Using a 2wt Fly Rod
Before we get started, it’s important to address the functionality of 2wt rods. While they are light and soft, they’re still fantastic fishing tools. Paired with the right line, they’ll throw a tight loop that’s accurate out to about 35 feet or so.
To preserve torsional stability (the ability of a fly rod to not wiggle side-to-side while casting) most manufacturers keep their 2wt rods at lengths of 7 feet or shorter. So, you shouldn’t expect to win any distance fly casting contests with a 2wt, but you should expect good accuracy and line control at reasonable distances.
As you can see in this series of photos below, a fly cast on a 2wt looks just as natural and normal as what we see on 4 or 5wt rods.
As those photos illustrate, achieving a good cast with a 2wt is possible. You’re really only limited by distance here, which shouldn’t be a huge concern when fishing rods this light anyways.
Now that we’ve addressed the functionality of 2wt fly rods, it’s time to look at the fishing situations in which they perform best.
With the rise of Euro nymphing over the last few years, we’re seeing manufacturers push the envelope when it comes to building Euro rods. A great Euro rod needs to be light and sensitive – two qualities inherent in 2wt fly rods.
That’s why just about every major Euro rod builder offers a 2wt. While the 3 and 4wt Euro rods might be a bit more popular on larger rivers, a 2wt is the perfect blend of sensitivity, feel, and backbone for the waters that are off the beaten path.
If you’re looking to go ultralight in your Euro nymphing approach, or just want something that’s more suited to picking trout out of high-country pocket water, a 2wt is worth considering.
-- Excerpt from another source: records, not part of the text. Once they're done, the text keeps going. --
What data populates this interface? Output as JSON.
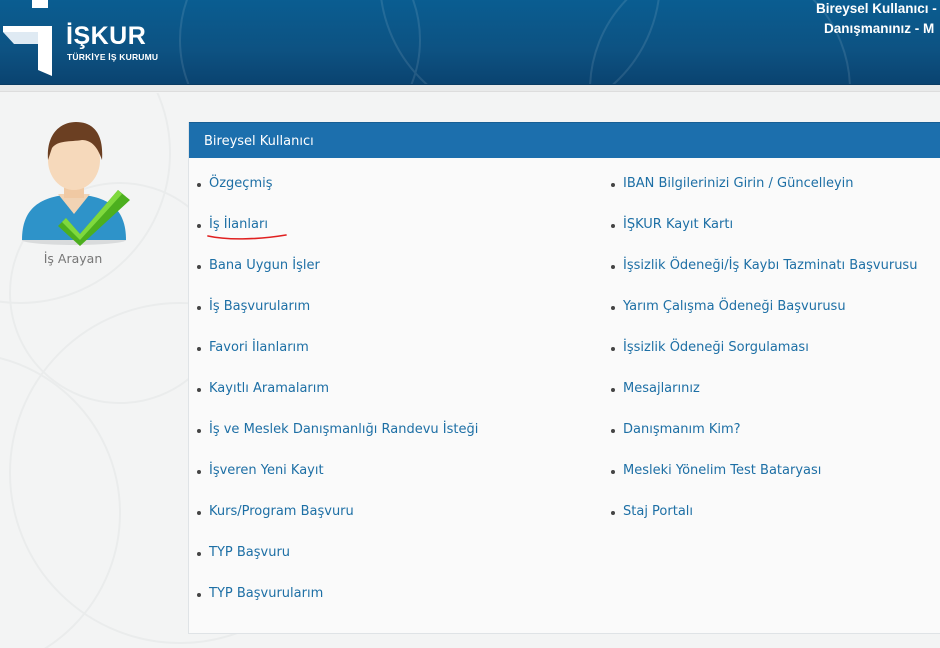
{
  "header": {
    "logo_text": "İŞKUR",
    "logo_subtitle": "TÜRKİYE İŞ KURUMU",
    "user_line1": "Bireysel Kullanıcı -",
    "user_line2": "Danışmanınız - M"
  },
  "profile": {
    "label": "İş Arayan"
  },
  "panel": {
    "title": "Bireysel Kullanıcı",
    "left_items": [
      "Özgeçmiş",
      "İş İlanları",
      "Bana Uygun İşler",
      "İş Başvurularım",
      "Favori İlanlarım",
      "Kayıtlı Aramalarım",
      "İş ve Meslek Danışmanlığı Randevu İsteği",
      "İşveren Yeni Kayıt",
      "Kurs/Program Başvuru",
      "TYP Başvuru",
      "TYP Başvurularım"
    ],
    "right_items": [
      "IBAN Bilgilerinizi Girin / Güncelleyin",
      "İŞKUR Kayıt Kartı",
      "İşsizlik Ödeneği/İş Kaybı Tazminatı Başvurusu",
      "Yarım Çalışma Ödeneği Başvurusu",
      "İşsizlik Ödeneği Sorgulaması",
      "Mesajlarınız",
      "Danışmanım Kim?",
      "Mesleki Yönelim Test Bataryası",
      "Staj Portalı"
    ]
  },
  "colors": {
    "header_blue": "#0d5282",
    "panel_header": "#1c6fad",
    "link": "#1d6fa5",
    "annotation_red": "#e02020"
  }
}
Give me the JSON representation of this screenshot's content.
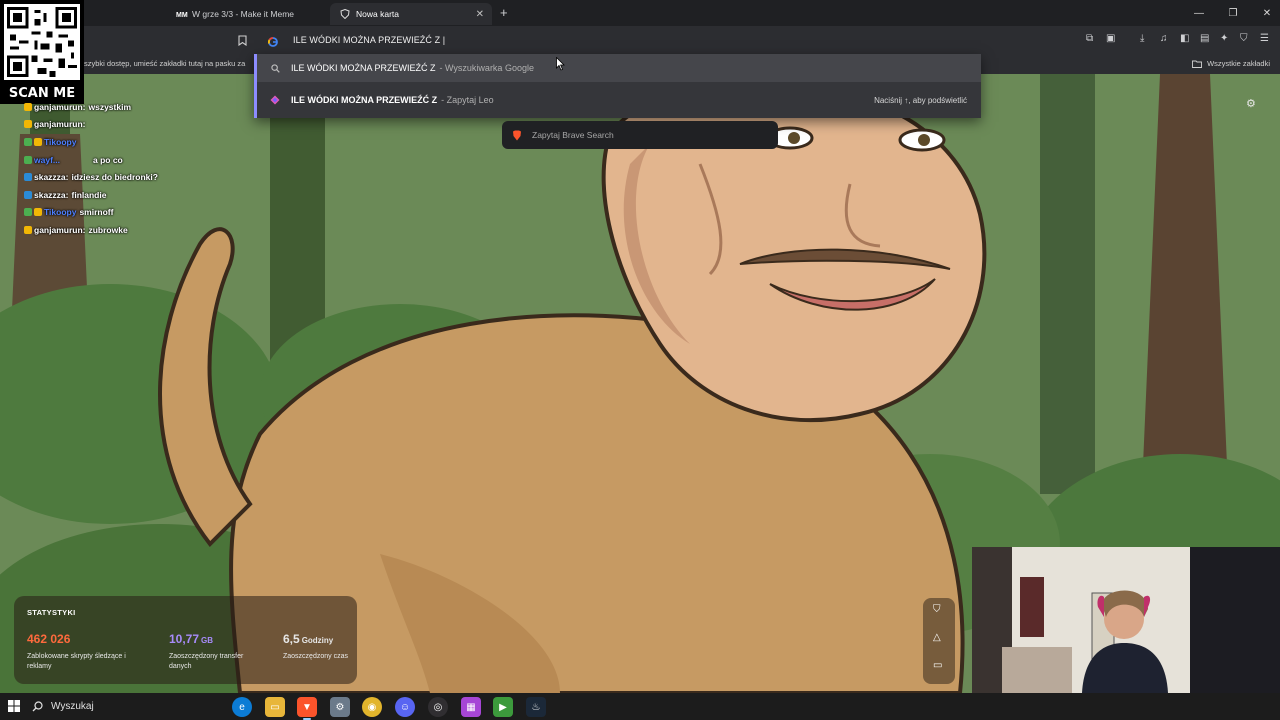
{
  "tabs": [
    {
      "title": "W grze 3/3 - Make it Meme",
      "active": false,
      "favicon": "make-it-meme-icon"
    },
    {
      "title": "Nowa karta",
      "active": true,
      "favicon": "brave-shield-icon"
    }
  ],
  "address_bar": {
    "value": "ILE WÓDKI MOŻNA PRZEWIEŹĆ Z |",
    "search_engine_icon": "google-icon"
  },
  "bookmarks_bar": {
    "hint": "szybki dostęp, umieść zakładki tutaj na pasku za",
    "all_bookmarks": "Wszystkie zakładki"
  },
  "suggestions": [
    {
      "query": "ILE WÓDKI MOŻNA PRZEWIEŹĆ Z",
      "suffix": "- Wyszukiwarka Google",
      "icon": "search-icon",
      "bold": false
    },
    {
      "query": "ILE WÓDKI MOŻNA PRZEWIEŹĆ Z",
      "suffix": "- Zapytaj Leo",
      "icon": "leo-icon",
      "bold": true,
      "hint": "Naciśnij ↑, aby podświetlić"
    }
  ],
  "brave_ask": "Zapytaj Brave Search",
  "qr": {
    "label": "SCAN ME"
  },
  "chat": [
    {
      "user": "ganjamurun:",
      "message": "wszystkim",
      "user_color": "#ffffff"
    },
    {
      "user": "ganjamurun:",
      "message": "",
      "user_color": "#ffffff"
    },
    {
      "user": "Tikoopy",
      "message": "",
      "user_color": "#4d7fff"
    },
    {
      "user": "wayf...",
      "message": "a po co",
      "user_color": "#4d7fff"
    },
    {
      "user": "skazzza:",
      "message": "idziesz do biedronki?",
      "user_color": "#ffffff"
    },
    {
      "user": "skazzza:",
      "message": "finlandie",
      "user_color": "#ffffff"
    },
    {
      "user": "Tikoopy",
      "message": "smirnoff",
      "user_color": "#4d7fff"
    },
    {
      "user": "ganjamurun:",
      "message": "zubrowke",
      "user_color": "#ffffff"
    }
  ],
  "stats": {
    "title": "STATYSTYKI",
    "items": [
      {
        "value": "462 026",
        "unit": "",
        "desc": "Zablokowane skrypty śledzące i reklamy",
        "color": "#ff6a3d"
      },
      {
        "value": "10,77",
        "unit": "GB",
        "desc": "Zaoszczędzony transfer danych",
        "color": "#a78bfa"
      },
      {
        "value": "6,5",
        "unit": "Godziny",
        "desc": "Zaoszczędzony czas",
        "color": "#ffffff"
      }
    ]
  },
  "taskbar": {
    "search_label": "Wyszukaj",
    "apps": [
      "edge-icon",
      "file-explorer-icon",
      "brave-icon",
      "tool-icon",
      "chrome-icon",
      "discord-icon",
      "obs-icon",
      "app-icon",
      "play-icon",
      "steam-icon"
    ]
  },
  "colors": {
    "accent": "#8c8cff",
    "toolbar_bg": "#2c2d31",
    "dropdown_bg": "#35363a"
  }
}
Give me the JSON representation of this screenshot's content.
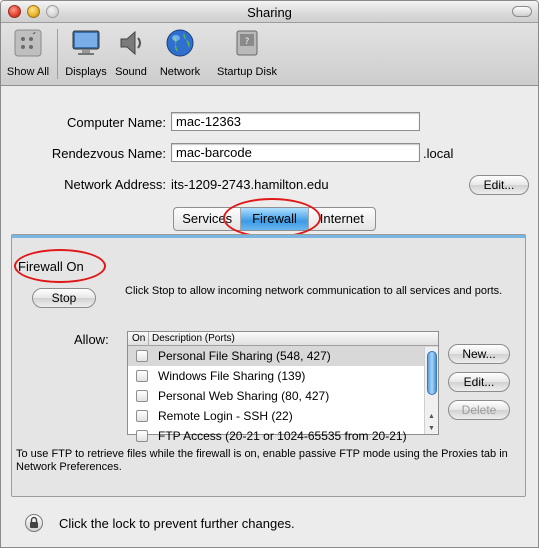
{
  "window": {
    "title": "Sharing"
  },
  "toolbar": {
    "items": [
      {
        "label": "Show All",
        "icon": "apple-icon"
      },
      {
        "label": "Displays",
        "icon": "display-icon"
      },
      {
        "label": "Sound",
        "icon": "speaker-icon"
      },
      {
        "label": "Network",
        "icon": "globe-icon"
      },
      {
        "label": "Startup Disk",
        "icon": "disk-icon"
      }
    ]
  },
  "form": {
    "computer_name_label": "Computer Name:",
    "computer_name_value": "mac-12363",
    "rendezvous_label": "Rendezvous Name:",
    "rendezvous_value": "mac-barcode",
    "rendezvous_suffix": ".local",
    "network_address_label": "Network Address:",
    "network_address_value": "its-1209-2743.hamilton.edu",
    "edit_label": "Edit..."
  },
  "tabs": [
    {
      "label": "Services",
      "selected": false
    },
    {
      "label": "Firewall",
      "selected": true
    },
    {
      "label": "Internet",
      "selected": false
    }
  ],
  "firewall": {
    "status": "Firewall On",
    "stop_label": "Stop",
    "stop_description": "Click Stop to allow incoming network communication to all services and ports.",
    "allow_label": "Allow:",
    "columns": {
      "on": "On",
      "description": "Description (Ports)"
    },
    "rows": [
      {
        "label": "Personal File Sharing (548, 427)",
        "checked": false,
        "selected": true
      },
      {
        "label": "Windows File Sharing (139)",
        "checked": false,
        "selected": false
      },
      {
        "label": "Personal Web Sharing (80, 427)",
        "checked": false,
        "selected": false
      },
      {
        "label": "Remote Login - SSH (22)",
        "checked": false,
        "selected": false
      },
      {
        "label": "FTP Access (20-21 or 1024-65535 from 20-21)",
        "checked": false,
        "selected": false
      }
    ],
    "new_label": "New...",
    "edit_label": "Edit...",
    "delete_label": "Delete",
    "ftp_note": "To use FTP to retrieve files while the firewall is on, enable passive FTP mode using the Proxies tab in Network Preferences."
  },
  "lock": {
    "text": "Click the lock to prevent further changes."
  },
  "colors": {
    "highlight_circle": "#e01818",
    "selected_tab": "#3c9be5"
  }
}
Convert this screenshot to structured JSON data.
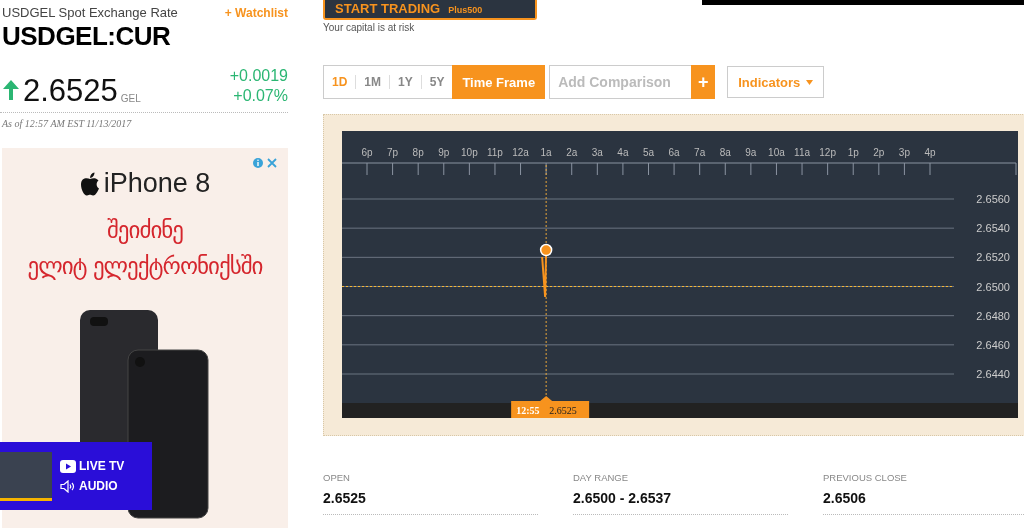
{
  "quote": {
    "title": "USDGEL Spot Exchange Rate",
    "watchlist": "+ Watchlist",
    "ticker": "USDGEL:CUR",
    "price": "2.6525",
    "currency": "GEL",
    "change": "+0.0019",
    "change_percent": "+0.07%",
    "timestamp": "As of 12:57 AM EST 11/13/2017"
  },
  "ad": {
    "brand": "iPhone 8",
    "headline": [
      "შეიძინე",
      "ელიტ ელექტრონიქსში"
    ]
  },
  "live": {
    "items": [
      {
        "kind": "video",
        "label": "LIVE TV"
      },
      {
        "kind": "audio",
        "label": "AUDIO"
      }
    ]
  },
  "trading": {
    "button": "START TRADING",
    "broker": "Plus500",
    "disclaimer": "Your capital is at risk"
  },
  "toolbar": {
    "ranges": [
      {
        "label": "1D",
        "selected": true
      },
      {
        "label": "1M",
        "selected": false
      },
      {
        "label": "1Y",
        "selected": false
      },
      {
        "label": "5Y",
        "selected": false
      }
    ],
    "time_frame": "Time Frame",
    "comparison_placeholder": "Add Comparison",
    "comparison_add": "+",
    "indicators": "Indicators"
  },
  "chart": {
    "chart_data": {
      "type": "line",
      "categories": [
        "6p",
        "7p",
        "8p",
        "9p",
        "10p",
        "11p",
        "12a",
        "1a",
        "2a",
        "3a",
        "4a",
        "5a",
        "6a",
        "7a",
        "8a",
        "9a",
        "10a",
        "11a",
        "12p",
        "1p",
        "2p",
        "3p",
        "4p"
      ],
      "series": [
        {
          "color": "#f7931e",
          "marker": "circle",
          "values": [
            null,
            null,
            null,
            null,
            null,
            null,
            null,
            2.6525,
            null,
            null,
            null,
            null,
            null,
            null,
            null,
            null,
            null,
            null,
            null,
            null,
            null,
            null,
            null
          ]
        }
      ],
      "ylim": [
        2.644,
        2.656
      ],
      "grid": true,
      "yticks": [
        {
          "value": 2.656,
          "label": "2.6560"
        },
        {
          "value": 2.654,
          "label": "2.6540"
        },
        {
          "value": 2.652,
          "label": "2.6520"
        },
        {
          "value": 2.65,
          "label": "2.6500"
        },
        {
          "value": 2.648,
          "label": "2.6480"
        },
        {
          "value": 2.646,
          "label": "2.6460"
        },
        {
          "value": 2.644,
          "label": "2.6440"
        }
      ]
    },
    "tooltip": {
      "time": "12:55",
      "value": "2.6525"
    }
  },
  "stats": [
    {
      "label": "OPEN",
      "value": "2.6525"
    },
    {
      "label": "DAY RANGE",
      "value": "2.6500 - 2.6537"
    },
    {
      "label": "PREVIOUS CLOSE",
      "value": "2.6506"
    }
  ]
}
We’ll cover the value a 2wt has in fishing dry flies in a moment, but it’s important to also note that a 2wt has some characteristics that make it great for use in tough fishing situations.
I really enjoy fishing small dry flies to large trout. It’s a fun game of trying to match a tiny fly to what big fish are eating, all while getting the cast and the drift as perfect as possible. In some situations, a 2wt fly rod is the perfect tool for achieving that goal.
The only caveat here is that playing large fish on such light tackle can be draining for the trout. You can play a trout to death, and it’s easy to do if your rod doesn’t have the backbone to force a strong fish into the net.
In the hands of an experienced angler, and with a buddy to net the fish, a 2wt can be a great tool in tougher fishing situations.
The use case where a 2wt fly rod shines the brightest is, of course, when fishing dry flies. Surprisingly, you can fish fairly large bugs on a 2wt – up to size 8 or 10 cicada and hopper patterns. That’s not the most enjoyable experience, but you can get it done.
A 2wt shines with smaller dry flies in the 16-20 range. Because a 2wt is so soft and light, it can lay these bugs down with hardly a splash on the water. When you need to stealthily approach wary trout in low, clear water, a 2wt is one of the best tools for the job.
And, being such a light rod, playing fish of any size on a 2wt is a ton of fun. The light rod makes the fish feel bigger than they are, but provides enough backbone to tame trout up to 15 or so inches.
Overall, 2wt fly rods are more versatile and useful than you probably expected. From Euro nymphing to handling tough dry fly situations with ease, you can probably find an excuse to add a 2wt to your quiver.
Do you use 2wts? Have any fun stories you’d like to tell? Share with us in the comments.